One person's misdemeanour is another person's crime. Blunkett's actions might well have deserved censure, but compare the gravity of the case against Blunkett with the taking of a country to war in Iraq on the basis of a false prospectus. Over a period of many months, Blair disregarded the standard procedures of diplomacy, intelligence, politics and international law in order to pursue a mission based in hubris and naivety.

Just as the evidence on WMDs was found wanting, so we have shown in the NS the extent to which Blair leaned on his Attorney General to produce legal advice that ran against his original instincts.

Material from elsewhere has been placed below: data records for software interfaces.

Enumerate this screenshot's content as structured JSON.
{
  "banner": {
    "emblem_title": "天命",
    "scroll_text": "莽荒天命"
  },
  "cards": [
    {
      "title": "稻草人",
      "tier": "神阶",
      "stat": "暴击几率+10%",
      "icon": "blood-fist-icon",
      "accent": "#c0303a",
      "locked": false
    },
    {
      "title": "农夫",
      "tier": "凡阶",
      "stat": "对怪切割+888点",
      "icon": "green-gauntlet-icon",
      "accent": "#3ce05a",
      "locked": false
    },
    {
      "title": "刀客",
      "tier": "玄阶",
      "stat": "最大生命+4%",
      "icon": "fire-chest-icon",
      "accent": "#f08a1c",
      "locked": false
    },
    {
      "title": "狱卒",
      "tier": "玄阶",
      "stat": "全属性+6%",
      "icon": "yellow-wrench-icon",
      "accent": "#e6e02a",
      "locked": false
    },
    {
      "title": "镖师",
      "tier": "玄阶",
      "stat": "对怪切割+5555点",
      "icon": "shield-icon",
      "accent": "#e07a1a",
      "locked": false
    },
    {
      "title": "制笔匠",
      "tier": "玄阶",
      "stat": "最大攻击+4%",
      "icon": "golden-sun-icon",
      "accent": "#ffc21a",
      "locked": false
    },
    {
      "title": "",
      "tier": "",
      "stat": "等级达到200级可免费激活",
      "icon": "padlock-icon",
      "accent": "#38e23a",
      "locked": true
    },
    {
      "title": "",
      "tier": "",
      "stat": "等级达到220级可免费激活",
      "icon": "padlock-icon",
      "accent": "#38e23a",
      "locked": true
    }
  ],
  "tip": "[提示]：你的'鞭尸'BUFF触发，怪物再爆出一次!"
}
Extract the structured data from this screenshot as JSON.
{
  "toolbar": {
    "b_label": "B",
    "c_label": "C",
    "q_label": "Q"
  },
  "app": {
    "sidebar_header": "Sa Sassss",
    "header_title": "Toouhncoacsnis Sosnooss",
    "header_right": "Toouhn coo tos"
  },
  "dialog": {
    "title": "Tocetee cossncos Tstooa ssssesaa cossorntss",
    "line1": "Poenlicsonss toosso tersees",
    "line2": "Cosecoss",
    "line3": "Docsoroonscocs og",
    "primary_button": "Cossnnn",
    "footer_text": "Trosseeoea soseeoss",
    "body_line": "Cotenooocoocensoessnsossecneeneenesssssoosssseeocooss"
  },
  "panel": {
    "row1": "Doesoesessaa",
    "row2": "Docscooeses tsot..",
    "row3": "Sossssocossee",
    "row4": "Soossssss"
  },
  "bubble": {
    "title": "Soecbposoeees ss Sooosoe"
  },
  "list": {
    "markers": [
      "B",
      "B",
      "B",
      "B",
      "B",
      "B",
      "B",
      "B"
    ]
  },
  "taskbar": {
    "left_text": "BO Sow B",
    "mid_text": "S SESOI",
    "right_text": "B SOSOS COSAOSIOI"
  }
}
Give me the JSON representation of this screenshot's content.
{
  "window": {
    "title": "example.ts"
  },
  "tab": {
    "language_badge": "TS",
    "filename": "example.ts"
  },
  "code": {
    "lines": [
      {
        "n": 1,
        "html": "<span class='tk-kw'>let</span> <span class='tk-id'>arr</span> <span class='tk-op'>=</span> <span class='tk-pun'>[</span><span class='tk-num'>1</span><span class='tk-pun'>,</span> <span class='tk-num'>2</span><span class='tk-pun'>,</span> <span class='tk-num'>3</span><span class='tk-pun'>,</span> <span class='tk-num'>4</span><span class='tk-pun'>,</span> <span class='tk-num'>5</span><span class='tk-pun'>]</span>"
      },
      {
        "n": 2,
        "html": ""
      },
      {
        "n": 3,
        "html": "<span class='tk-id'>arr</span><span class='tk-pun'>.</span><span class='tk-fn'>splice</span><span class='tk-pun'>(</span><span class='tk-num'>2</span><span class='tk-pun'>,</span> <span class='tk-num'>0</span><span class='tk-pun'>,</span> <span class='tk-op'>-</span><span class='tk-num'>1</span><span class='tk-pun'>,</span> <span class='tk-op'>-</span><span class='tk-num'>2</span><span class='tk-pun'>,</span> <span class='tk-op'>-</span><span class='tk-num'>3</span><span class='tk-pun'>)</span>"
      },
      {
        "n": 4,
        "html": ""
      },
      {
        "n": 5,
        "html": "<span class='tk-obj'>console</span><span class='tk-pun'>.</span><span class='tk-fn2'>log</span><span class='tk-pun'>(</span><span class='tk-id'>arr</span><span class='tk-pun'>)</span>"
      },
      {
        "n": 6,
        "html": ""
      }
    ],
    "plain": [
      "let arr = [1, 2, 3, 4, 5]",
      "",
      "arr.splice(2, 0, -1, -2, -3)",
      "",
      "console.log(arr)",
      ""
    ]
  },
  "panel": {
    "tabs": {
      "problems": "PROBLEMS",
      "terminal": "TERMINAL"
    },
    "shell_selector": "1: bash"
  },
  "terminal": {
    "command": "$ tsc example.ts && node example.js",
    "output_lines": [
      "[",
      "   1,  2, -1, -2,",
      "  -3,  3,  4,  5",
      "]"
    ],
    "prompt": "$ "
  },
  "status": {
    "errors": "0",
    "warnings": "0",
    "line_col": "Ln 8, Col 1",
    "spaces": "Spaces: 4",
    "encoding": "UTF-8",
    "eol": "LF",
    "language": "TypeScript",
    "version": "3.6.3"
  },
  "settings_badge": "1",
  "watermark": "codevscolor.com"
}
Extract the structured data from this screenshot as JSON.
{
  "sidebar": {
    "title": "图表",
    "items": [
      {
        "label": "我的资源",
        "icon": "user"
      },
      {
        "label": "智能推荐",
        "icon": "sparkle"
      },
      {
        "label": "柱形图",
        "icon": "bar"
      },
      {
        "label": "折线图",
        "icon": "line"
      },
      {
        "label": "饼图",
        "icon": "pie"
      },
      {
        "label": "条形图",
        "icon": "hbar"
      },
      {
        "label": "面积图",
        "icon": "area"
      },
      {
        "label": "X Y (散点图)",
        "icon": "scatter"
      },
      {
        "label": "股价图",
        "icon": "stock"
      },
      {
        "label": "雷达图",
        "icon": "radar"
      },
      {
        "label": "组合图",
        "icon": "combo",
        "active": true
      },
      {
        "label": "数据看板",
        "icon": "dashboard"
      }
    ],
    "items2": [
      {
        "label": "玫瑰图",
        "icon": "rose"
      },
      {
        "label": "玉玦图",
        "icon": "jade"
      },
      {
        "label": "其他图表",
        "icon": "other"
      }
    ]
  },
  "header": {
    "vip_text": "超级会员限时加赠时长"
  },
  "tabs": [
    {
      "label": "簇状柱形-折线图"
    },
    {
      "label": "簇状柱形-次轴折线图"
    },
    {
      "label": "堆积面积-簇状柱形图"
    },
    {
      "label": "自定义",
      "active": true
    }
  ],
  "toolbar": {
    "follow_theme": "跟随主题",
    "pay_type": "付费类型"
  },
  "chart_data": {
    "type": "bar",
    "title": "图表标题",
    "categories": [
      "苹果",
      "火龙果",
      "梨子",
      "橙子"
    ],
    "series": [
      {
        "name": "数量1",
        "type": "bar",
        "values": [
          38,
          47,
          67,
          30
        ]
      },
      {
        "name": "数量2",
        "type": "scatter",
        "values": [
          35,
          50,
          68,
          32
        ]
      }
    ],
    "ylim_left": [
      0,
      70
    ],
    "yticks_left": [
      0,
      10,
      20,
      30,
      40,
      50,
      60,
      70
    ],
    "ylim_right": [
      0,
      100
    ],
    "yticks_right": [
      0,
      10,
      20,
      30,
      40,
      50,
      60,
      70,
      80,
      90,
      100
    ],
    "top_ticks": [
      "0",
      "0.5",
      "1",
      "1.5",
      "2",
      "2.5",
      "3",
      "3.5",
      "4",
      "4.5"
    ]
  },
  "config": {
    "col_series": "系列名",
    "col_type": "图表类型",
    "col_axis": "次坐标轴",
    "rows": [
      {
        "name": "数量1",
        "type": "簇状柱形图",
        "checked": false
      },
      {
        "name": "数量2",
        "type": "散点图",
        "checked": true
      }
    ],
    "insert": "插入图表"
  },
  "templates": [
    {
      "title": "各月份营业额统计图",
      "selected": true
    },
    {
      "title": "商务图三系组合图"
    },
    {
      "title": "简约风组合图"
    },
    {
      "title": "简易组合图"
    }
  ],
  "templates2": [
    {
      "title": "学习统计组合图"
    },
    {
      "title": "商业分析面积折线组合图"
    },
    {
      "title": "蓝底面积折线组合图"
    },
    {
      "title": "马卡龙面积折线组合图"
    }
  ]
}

And yet the war, to many in the political classes, has become yesterday's news. Journalists and MPs have a short attention span. They like to "move on". A story is a story, no matter how important or trivial, and stories come and go. Britain's political culture, it seems, has lost a sense of proportion. Perhaps it never had one. Remember the fevered excitement a couple of Christmases ago over Cherie Blair's mystic friend and her dodgy partner? Bizarre, yes, but a case of national importance? Under this government ministers have quit variously over mortgages, allegations of getting passports for Indian tycoons, over what they said to parliament about putting Railtrack into administration and over what they knew of visa scams for Romanians and Bulgarians.

None of these allegations is insignifi-cant. Several of the miscreants perhaps deserved to go. We pride ourselves in the rigour of our public life. We wear it as a badge of pride that we do not tolerate corruption that would not so much as raise an eyebrow in Italy or France. This may be true. It may be virtuous, but we deceive ourselves. We act with surgical precision to remove individual wrongdoers, but we leave intact a system that is rotting.

Part of the problem is generic; part can be attributed to Blair's particular disdain for political institutions. On the real things that matter, big policy decisions, this government has been impervious to challenge. So much is done in our name with either little or no scrutiny in our elective dictatorship. We now rely on the courts and the House of Lords to try to ensure that justice and propriety are preserved. It has not just been the war. We are beginning to emulate the Americans also in our approach to the "war on terror" - access to information and justice can legitimately be subjugated to the more pressing need for security.

The way ministers dismissed the ruling by the House of Lords condemning the detention without trial of suspects at Belmarsh was almost as shocking as the policy itself.

The sorry and sordid affair of David Blunkett and Kimberly Quinn was a godsend for the gossips and a tragedy for the protagonists. Yet there is a greater tragedy, and that is the demise of trust in and respect for our elected politicians. Whatever happened to the "new politics" that Labour proclaimed in 1997? It was probably foolish to expect politicians to behave better of their own accord, but more effective checks and balances could have been put in place. It would have been as much in Blair's long-term interest as it would have been healthy for our body politic to give jurisdiction over all inquiries to the impartial Committee for Standards in Public Life.

Blair, ever the operator, has shown time and again that he is prepared to sacrifice even his most resilient servants to buy his government more time. He talks about rebuilding trust, but the single factor that most undermines trust is closer to home. It resides in the character of the Prime Minister himself.